TASK DETAILS: Pull every line of the entries that has the word "bottom".

EXCERPTED RECORDS:

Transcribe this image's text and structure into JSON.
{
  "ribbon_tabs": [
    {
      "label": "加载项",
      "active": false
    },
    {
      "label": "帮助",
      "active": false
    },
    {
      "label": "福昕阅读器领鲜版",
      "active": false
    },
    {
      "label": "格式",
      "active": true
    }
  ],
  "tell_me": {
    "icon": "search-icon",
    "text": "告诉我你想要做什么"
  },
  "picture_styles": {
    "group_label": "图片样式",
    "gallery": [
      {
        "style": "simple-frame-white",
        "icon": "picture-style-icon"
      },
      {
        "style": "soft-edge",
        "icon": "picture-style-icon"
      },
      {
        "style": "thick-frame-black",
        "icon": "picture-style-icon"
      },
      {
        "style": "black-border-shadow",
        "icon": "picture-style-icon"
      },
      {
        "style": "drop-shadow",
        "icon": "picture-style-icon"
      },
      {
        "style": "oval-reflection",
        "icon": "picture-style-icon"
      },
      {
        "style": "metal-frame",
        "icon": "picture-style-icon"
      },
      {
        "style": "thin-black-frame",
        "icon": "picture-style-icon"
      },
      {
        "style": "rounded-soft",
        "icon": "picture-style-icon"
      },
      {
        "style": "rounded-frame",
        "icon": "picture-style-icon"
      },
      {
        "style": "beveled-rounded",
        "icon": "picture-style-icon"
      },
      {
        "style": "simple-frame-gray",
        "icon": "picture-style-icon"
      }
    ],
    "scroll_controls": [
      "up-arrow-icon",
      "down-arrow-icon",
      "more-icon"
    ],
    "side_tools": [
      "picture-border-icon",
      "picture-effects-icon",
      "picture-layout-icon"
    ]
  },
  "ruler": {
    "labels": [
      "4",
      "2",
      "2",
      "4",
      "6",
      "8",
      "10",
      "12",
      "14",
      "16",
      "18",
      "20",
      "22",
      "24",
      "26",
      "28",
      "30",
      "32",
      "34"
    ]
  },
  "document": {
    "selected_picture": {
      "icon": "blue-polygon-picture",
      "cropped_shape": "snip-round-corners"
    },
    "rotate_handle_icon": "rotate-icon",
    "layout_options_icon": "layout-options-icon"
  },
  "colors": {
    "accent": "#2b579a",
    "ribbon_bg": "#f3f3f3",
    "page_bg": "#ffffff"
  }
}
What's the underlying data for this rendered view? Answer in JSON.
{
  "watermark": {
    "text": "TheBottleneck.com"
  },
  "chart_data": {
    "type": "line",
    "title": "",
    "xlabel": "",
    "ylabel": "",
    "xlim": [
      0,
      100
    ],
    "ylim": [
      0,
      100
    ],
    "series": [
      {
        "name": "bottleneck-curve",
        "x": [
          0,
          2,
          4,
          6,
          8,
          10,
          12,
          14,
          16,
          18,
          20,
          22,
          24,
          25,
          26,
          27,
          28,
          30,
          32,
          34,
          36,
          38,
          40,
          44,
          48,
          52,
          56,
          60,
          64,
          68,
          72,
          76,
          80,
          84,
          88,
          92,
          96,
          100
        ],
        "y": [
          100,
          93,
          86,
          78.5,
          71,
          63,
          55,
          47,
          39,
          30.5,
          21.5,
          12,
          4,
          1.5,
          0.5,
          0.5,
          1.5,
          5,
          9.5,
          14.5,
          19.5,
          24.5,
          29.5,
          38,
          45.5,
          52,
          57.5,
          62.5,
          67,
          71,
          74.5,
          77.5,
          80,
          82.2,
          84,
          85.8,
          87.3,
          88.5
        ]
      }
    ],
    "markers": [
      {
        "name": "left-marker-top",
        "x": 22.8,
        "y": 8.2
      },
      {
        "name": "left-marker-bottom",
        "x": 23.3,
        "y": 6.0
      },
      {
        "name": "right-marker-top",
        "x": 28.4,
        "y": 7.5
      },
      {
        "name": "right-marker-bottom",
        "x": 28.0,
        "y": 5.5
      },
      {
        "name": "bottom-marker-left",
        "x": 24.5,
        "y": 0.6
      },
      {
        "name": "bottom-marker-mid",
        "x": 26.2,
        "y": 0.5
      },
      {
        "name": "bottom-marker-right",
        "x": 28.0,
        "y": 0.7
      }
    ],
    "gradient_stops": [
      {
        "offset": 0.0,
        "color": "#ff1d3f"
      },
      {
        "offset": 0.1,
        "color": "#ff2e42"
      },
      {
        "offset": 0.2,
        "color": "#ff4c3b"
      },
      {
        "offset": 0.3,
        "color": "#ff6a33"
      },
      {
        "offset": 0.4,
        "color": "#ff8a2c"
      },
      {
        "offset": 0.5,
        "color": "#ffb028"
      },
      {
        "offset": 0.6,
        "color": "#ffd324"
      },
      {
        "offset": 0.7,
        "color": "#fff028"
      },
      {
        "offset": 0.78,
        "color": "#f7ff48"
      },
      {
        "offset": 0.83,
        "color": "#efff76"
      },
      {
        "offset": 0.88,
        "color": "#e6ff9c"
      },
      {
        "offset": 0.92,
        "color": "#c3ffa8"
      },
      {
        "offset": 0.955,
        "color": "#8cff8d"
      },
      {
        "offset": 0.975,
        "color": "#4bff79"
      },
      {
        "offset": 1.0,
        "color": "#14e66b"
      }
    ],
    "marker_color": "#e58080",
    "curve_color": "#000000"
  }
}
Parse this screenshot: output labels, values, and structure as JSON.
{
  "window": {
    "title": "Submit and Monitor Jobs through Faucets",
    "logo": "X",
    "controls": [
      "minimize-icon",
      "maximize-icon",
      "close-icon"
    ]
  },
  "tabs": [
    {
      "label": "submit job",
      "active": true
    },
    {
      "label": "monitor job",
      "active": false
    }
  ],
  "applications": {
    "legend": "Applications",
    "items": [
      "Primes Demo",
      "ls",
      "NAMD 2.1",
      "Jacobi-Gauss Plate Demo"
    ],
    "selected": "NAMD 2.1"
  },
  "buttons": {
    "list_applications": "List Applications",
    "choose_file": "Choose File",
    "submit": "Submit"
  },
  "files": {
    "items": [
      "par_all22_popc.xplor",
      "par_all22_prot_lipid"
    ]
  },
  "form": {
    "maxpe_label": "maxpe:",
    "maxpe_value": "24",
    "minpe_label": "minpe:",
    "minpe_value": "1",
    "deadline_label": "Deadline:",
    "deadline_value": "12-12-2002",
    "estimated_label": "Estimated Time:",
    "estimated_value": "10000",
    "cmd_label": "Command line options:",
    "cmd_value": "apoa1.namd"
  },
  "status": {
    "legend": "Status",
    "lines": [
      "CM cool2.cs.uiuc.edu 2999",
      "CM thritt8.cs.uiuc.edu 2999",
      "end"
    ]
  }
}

RESPONSE BELOW:
        "name": "left-marker-bottom",
        "name": "right-marker-bottom",
        "name": "bottom-marker-left",
        "name": "bottom-marker-mid",
        "name": "bottom-marker-right",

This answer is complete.